Of late, the River of Women from which local folks fetched water is slowly acquiring artificial inlets. It has begun to incur the kind of torment borne by the River of the City to which it drains. A persistent foam forms when water hits the rock below the rapid. Folks have stopped sourcing their water from the river fearing it has been poisoned with alien effluents.
I have been scrutinizing the concessions that the rural village has made to the urban foray. Notwithstanding my strict eco-centric view of things, it’s apparent the rural-urban harmonious co-existence is fast getting skewed. The urban foray hilariously spread its tentacles deeper into the borderline village.
The in-between aboriginal homesteads in some sections of the borderline village are hounded by flats and detached or semi-detached urban houses. The burgeoning urban features increasingly take sway over the rural ambience. Nature’s therapeutic bequests are declining.
At this rate of transformation, the borderline is emerging from a blurred rural-urban enclave and mutating into a satellite town annexed to the larger megalopolis. It has acquired the colloquial name – ‘the city’s bedroom’.

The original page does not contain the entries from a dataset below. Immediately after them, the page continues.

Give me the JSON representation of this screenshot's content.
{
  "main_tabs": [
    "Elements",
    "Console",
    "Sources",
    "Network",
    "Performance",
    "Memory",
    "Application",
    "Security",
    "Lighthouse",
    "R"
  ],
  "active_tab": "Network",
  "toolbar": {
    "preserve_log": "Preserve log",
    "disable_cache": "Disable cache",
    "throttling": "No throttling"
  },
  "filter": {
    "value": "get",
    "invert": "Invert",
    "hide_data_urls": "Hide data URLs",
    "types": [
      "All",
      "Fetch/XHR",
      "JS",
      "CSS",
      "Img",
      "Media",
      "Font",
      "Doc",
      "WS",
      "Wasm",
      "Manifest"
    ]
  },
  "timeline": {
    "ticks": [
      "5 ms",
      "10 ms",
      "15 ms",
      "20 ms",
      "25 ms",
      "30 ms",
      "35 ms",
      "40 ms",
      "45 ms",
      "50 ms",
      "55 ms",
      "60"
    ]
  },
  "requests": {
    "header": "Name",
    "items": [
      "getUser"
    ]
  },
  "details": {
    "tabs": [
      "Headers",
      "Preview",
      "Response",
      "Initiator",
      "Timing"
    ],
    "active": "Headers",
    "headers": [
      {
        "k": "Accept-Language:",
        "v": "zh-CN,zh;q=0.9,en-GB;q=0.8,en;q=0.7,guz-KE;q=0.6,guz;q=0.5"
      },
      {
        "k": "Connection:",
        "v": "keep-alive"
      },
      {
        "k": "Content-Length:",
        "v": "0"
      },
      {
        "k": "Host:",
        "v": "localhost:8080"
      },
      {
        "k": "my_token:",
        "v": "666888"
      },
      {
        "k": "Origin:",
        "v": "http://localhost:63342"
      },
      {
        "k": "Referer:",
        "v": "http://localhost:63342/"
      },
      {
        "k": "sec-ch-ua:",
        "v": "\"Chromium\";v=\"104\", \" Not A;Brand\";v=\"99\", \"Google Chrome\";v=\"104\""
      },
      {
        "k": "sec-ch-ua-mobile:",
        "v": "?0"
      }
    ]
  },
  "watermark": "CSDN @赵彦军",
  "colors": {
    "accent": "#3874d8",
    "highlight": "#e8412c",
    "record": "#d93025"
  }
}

A group of natives have remained disgruntled by the unrelenting urban onslaught on the borderline. They have tried to agitate for the buffering of the borderline village from further encroachment. Contamination of the River of Women has been their most persuasive rallying point in a desperate attempt to secure their water source. The last ditch effort to jealously protect the natural bequests and eroding sense of community they once cherished goes unheeded. No one wants to limit a spirited city on how far it can travel or the harm it causes in its territorial conquest.
The conquest increasingly overhauls the rural order that the natives have known for many years. The hapless rural hamlet will eventually succumb. However, it might take a few more years before the city engulfs the borderline village. When the courtship between the borderline rural hamlet and the city is eventually consummated.
Surviving natives of the borderline will experience an urban eclipse on their rural village during their life time. Akin to the rare total lunar eclipse of the earth on the moon during the blood moon phenomena.